#### PROVIDED INFORMATION
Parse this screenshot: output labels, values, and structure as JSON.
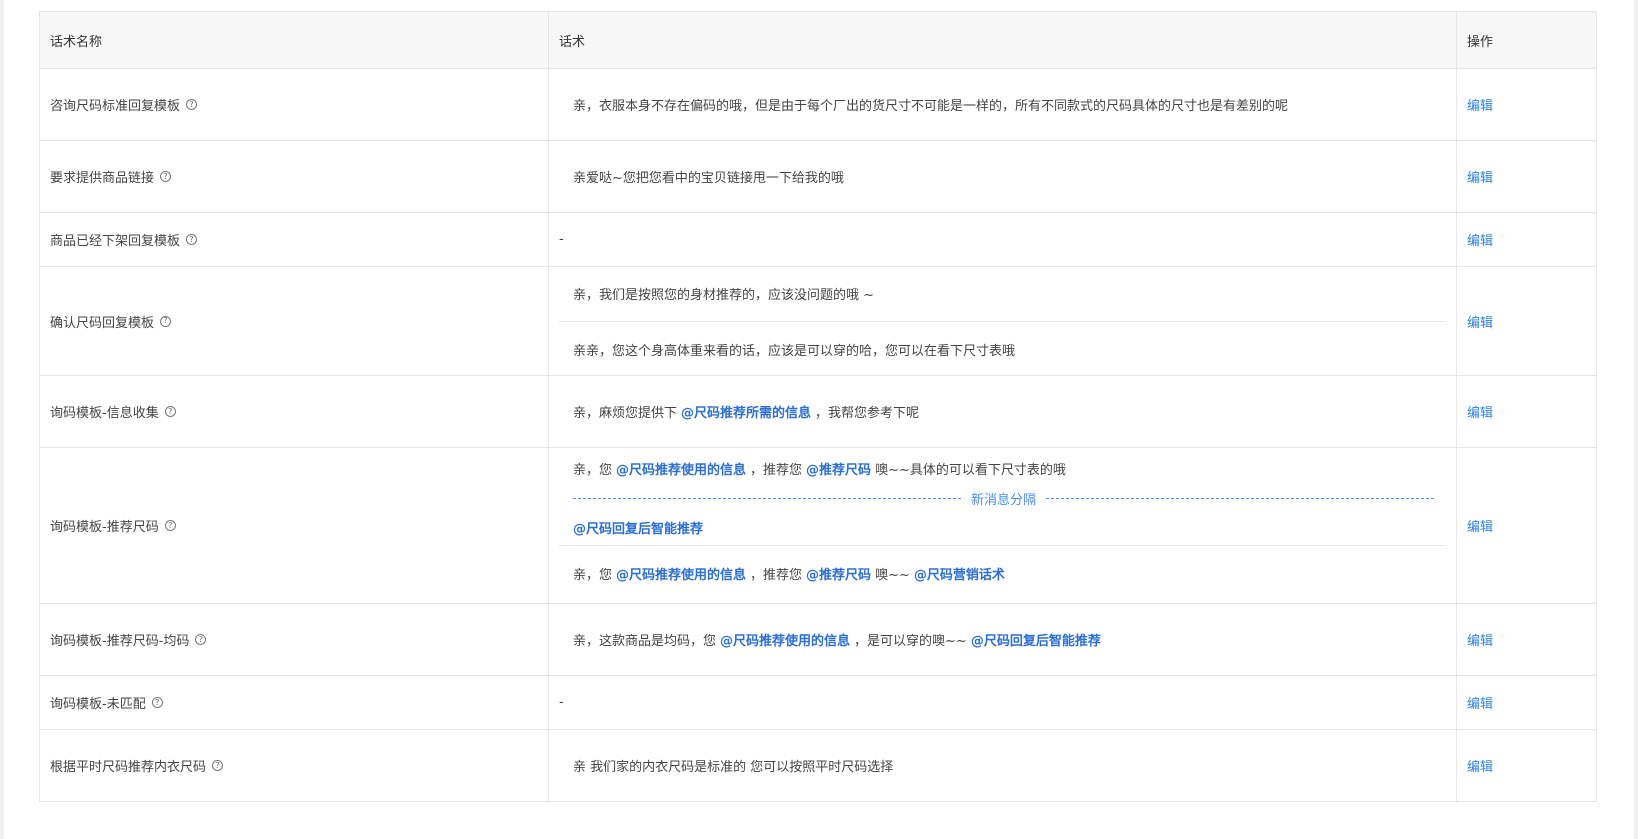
{
  "table": {
    "headers": {
      "name": "话术名称",
      "script": "话术",
      "action": "操作"
    },
    "rows": [
      {
        "name": "咨询尺码标准回复模板",
        "help_icon": "?",
        "action": "编辑",
        "lines": [
          {
            "parts": [
              {
                "t": "text",
                "v": "亲，衣服本身不存在偏码的哦，但是由于每个厂出的货尺寸不可能是一样的，所有不同款式的尺码具体的尺寸也是有差别的呢"
              }
            ]
          }
        ]
      },
      {
        "name": "要求提供商品链接",
        "help_icon": "?",
        "action": "编辑",
        "lines": [
          {
            "parts": [
              {
                "t": "text",
                "v": "亲爱哒~您把您看中的宝贝链接甩一下给我的哦"
              }
            ]
          }
        ]
      },
      {
        "name": "商品已经下架回复模板",
        "help_icon": "?",
        "action": "编辑",
        "dash": "-"
      },
      {
        "name": "确认尺码回复模板",
        "help_icon": "?",
        "action": "编辑",
        "lines": [
          {
            "parts": [
              {
                "t": "text",
                "v": "亲，我们是按照您的身材推荐的，应该没问题的哦 ~"
              }
            ]
          },
          {
            "parts": [
              {
                "t": "text",
                "v": "亲亲，您这个身高体重来看的话，应该是可以穿的哈，您可以在看下尺寸表哦"
              }
            ]
          }
        ]
      },
      {
        "name": "询码模板-信息收集",
        "help_icon": "?",
        "action": "编辑",
        "lines": [
          {
            "parts": [
              {
                "t": "text",
                "v": "亲，麻烦您提供下"
              },
              {
                "t": "var",
                "v": "@尺码推荐所需的信息"
              },
              {
                "t": "text",
                "v": "，我帮您参考下呢"
              }
            ]
          }
        ]
      },
      {
        "name": "询码模板-推荐尺码",
        "help_icon": "?",
        "action": "编辑",
        "lines": [
          {
            "parts": [
              {
                "t": "text",
                "v": "亲，您"
              },
              {
                "t": "var",
                "v": "@尺码推荐使用的信息"
              },
              {
                "t": "text",
                "v": "，推荐您"
              },
              {
                "t": "var",
                "v": "@推荐尺码"
              },
              {
                "t": "text",
                "v": "噢~~具体的可以看下尺寸表的哦"
              }
            ]
          },
          {
            "divider": "新消息分隔"
          },
          {
            "parts": [
              {
                "t": "var0",
                "v": "@尺码回复后智能推荐"
              }
            ]
          },
          {
            "parts": [
              {
                "t": "text",
                "v": "亲，您"
              },
              {
                "t": "var",
                "v": "@尺码推荐使用的信息"
              },
              {
                "t": "text",
                "v": "，推荐您"
              },
              {
                "t": "var",
                "v": "@推荐尺码"
              },
              {
                "t": "text",
                "v": "噢~~"
              },
              {
                "t": "var",
                "v": "@尺码营销话术"
              }
            ]
          }
        ]
      },
      {
        "name": "询码模板-推荐尺码-均码",
        "help_icon": "?",
        "action": "编辑",
        "lines": [
          {
            "parts": [
              {
                "t": "text",
                "v": "亲，这款商品是均码，您"
              },
              {
                "t": "var",
                "v": "@尺码推荐使用的信息"
              },
              {
                "t": "text",
                "v": "，是可以穿的噢~~"
              },
              {
                "t": "var",
                "v": "@尺码回复后智能推荐"
              }
            ]
          }
        ]
      },
      {
        "name": "询码模板-未匹配",
        "help_icon": "?",
        "action": "编辑",
        "dash": "-"
      },
      {
        "name": "根据平时尺码推荐内衣尺码",
        "help_icon": "?",
        "action": "编辑",
        "lines": [
          {
            "parts": [
              {
                "t": "text",
                "v": "亲 我们家的内衣尺码是标准的 您可以按照平时尺码选择"
              }
            ]
          }
        ]
      }
    ]
  },
  "colors": {
    "link": "#2b82e8",
    "variable": "#2b6fd6",
    "border": "#e6e6e6",
    "header_bg": "#f7f7f7"
  }
}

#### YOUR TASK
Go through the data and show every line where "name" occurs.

#### RESPONSE FOR THIS EXERCISE
      "name": "话术名称",
        "name": "咨询尺码标准回复模板",
        "name": "要求提供商品链接",
        "name": "商品已经下架回复模板",
        "name": "确认尺码回复模板",
        "name": "询码模板-信息收集",
        "name": "询码模板-推荐尺码",
        "name": "询码模板-推荐尺码-均码",
        "name": "询码模板-未匹配",
        "name": "根据平时尺码推荐内衣尺码",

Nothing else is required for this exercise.